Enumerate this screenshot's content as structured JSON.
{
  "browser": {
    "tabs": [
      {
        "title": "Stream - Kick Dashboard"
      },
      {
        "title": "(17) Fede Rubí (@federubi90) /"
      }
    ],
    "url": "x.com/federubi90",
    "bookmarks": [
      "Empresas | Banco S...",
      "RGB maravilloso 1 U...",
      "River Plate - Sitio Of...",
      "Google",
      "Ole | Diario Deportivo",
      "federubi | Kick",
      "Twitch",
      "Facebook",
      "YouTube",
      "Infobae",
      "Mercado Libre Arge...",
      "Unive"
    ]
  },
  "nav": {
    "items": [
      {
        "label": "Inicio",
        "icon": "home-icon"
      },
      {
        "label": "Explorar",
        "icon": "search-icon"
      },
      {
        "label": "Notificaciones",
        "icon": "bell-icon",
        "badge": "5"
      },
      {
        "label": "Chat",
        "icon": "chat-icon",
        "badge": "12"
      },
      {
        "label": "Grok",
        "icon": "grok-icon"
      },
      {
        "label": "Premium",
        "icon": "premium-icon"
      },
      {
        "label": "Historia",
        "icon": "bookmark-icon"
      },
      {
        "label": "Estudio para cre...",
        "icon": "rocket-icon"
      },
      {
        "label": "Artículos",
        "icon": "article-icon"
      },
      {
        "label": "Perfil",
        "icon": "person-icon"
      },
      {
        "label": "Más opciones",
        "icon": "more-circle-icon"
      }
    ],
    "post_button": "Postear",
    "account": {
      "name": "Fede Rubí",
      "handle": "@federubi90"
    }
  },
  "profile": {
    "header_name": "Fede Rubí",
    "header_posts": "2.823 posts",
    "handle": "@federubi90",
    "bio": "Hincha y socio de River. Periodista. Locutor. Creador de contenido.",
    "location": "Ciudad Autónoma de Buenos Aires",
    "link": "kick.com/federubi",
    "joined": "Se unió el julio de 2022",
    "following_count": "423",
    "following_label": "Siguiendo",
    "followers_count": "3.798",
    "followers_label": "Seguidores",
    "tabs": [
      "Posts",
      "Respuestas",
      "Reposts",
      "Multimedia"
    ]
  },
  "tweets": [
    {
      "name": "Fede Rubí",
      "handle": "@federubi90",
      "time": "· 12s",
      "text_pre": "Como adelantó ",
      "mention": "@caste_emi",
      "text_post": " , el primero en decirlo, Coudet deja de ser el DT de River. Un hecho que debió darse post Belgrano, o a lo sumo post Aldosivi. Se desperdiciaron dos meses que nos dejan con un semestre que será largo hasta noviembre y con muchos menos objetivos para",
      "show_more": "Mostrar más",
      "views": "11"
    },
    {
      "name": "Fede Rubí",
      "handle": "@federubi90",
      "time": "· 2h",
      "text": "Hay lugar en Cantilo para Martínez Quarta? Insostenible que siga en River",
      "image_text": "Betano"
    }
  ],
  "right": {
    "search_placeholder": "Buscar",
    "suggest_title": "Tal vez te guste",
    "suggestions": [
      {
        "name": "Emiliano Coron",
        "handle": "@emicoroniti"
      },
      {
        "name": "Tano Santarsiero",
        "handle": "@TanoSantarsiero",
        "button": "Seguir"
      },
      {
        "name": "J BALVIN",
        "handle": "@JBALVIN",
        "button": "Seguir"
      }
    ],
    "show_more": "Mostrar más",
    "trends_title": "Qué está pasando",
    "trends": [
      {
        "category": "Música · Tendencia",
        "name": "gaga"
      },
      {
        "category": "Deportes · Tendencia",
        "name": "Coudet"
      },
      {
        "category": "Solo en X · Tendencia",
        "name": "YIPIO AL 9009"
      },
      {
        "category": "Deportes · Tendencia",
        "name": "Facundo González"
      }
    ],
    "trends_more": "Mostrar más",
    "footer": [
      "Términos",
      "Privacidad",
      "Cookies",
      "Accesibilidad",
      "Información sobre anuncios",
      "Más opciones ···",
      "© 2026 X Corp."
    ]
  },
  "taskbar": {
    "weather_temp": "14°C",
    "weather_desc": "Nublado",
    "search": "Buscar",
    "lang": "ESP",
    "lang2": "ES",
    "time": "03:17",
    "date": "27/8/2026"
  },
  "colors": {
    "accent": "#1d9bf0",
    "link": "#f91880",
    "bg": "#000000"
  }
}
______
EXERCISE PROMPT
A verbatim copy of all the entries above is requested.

SOLUTION TO THIS PROBLEM
Enumerate this screenshot's content as structured JSON.
{
  "browser": {
    "tabs": [
      {
        "title": "Stream - Kick Dashboard"
      },
      {
        "title": "(17) Fede Rubí (@federubi90) /"
      }
    ],
    "url": "x.com/federubi90",
    "bookmarks": [
      "Empresas | Banco S...",
      "RGB maravilloso 1 U...",
      "River Plate - Sitio Of...",
      "Google",
      "Ole | Diario Deportivo",
      "federubi | Kick",
      "Twitch",
      "Facebook",
      "YouTube",
      "Infobae",
      "Mercado Libre Arge...",
      "Unive"
    ]
  },
  "nav": {
    "items": [
      {
        "label": "Inicio",
        "icon": "home-icon"
      },
      {
        "label": "Explorar",
        "icon": "search-icon"
      },
      {
        "label": "Notificaciones",
        "icon": "bell-icon",
        "badge": "5"
      },
      {
        "label": "Chat",
        "icon": "chat-icon",
        "badge": "12"
      },
      {
        "label": "Grok",
        "icon": "grok-icon"
      },
      {
        "label": "Premium",
        "icon": "premium-icon"
      },
      {
        "label": "Historia",
        "icon": "bookmark-icon"
      },
      {
        "label": "Estudio para cre...",
        "icon": "rocket-icon"
      },
      {
        "label": "Artículos",
        "icon": "article-icon"
      },
      {
        "label": "Perfil",
        "icon": "person-icon"
      },
      {
        "label": "Más opciones",
        "icon": "more-circle-icon"
      }
    ],
    "post_button": "Postear",
    "account": {
      "name": "Fede Rubí",
      "handle": "@federubi90"
    }
  },
  "profile": {
    "header_name": "Fede Rubí",
    "header_posts": "2.823 posts",
    "handle": "@federubi90",
    "bio": "Hincha y socio de River. Periodista. Locutor. Creador de contenido.",
    "location": "Ciudad Autónoma de Buenos Aires",
    "link": "kick.com/federubi",
    "joined": "Se unió el julio de 2022",
    "following_count": "423",
    "following_label": "Siguiendo",
    "followers_count": "3.798",
    "followers_label": "Seguidores",
    "tabs": [
      "Posts",
      "Respuestas",
      "Reposts",
      "Multimedia"
    ]
  },
  "tweets": [
    {
      "name": "Fede Rubí",
      "handle": "@federubi90",
      "time": "· 12s",
      "text_pre": "Como adelantó ",
      "mention": "@caste_emi",
      "text_post": " , el primero en decirlo, Coudet deja de ser el DT de River. Un hecho que debió darse post Belgrano, o a lo sumo post Aldosivi. Se desperdiciaron dos meses que nos dejan con un semestre que será largo hasta noviembre y con muchos menos objetivos para",
      "show_more": "Mostrar más",
      "views": "11"
    },
    {
      "name": "Fede Rubí",
      "handle": "@federubi90",
      "time": "· 2h",
      "text": "Hay lugar en Cantilo para Martínez Quarta? Insostenible que siga en River",
      "image_text": "Betano"
    }
  ],
  "right": {
    "search_placeholder": "Buscar",
    "suggest_title": "Tal vez te guste",
    "suggestions": [
      {
        "name": "Emiliano Coron",
        "handle": "@emicoroniti"
      },
      {
        "name": "Tano Santarsiero",
        "handle": "@TanoSantarsiero",
        "button": "Seguir"
      },
      {
        "name": "J BALVIN",
        "handle": "@JBALVIN",
        "button": "Seguir"
      }
    ],
    "show_more": "Mostrar más",
    "trends_title": "Qué está pasando",
    "trends": [
      {
        "category": "Música · Tendencia",
        "name": "gaga"
      },
      {
        "category": "Deportes · Tendencia",
        "name": "Coudet"
      },
      {
        "category": "Solo en X · Tendencia",
        "name": "YIPIO AL 9009"
      },
      {
        "category": "Deportes · Tendencia",
        "name": "Facundo González"
      }
    ],
    "trends_more": "Mostrar más",
    "footer": [
      "Términos",
      "Privacidad",
      "Cookies",
      "Accesibilidad",
      "Información sobre anuncios",
      "Más opciones ···",
      "© 2026 X Corp."
    ]
  },
  "taskbar": {
    "weather_temp": "14°C",
    "weather_desc": "Nublado",
    "search": "Buscar",
    "lang": "ESP",
    "lang2": "ES",
    "time": "03:17",
    "date": "27/8/2026"
  },
  "colors": {
    "accent": "#1d9bf0",
    "link": "#f91880",
    "bg": "#000000"
  }
}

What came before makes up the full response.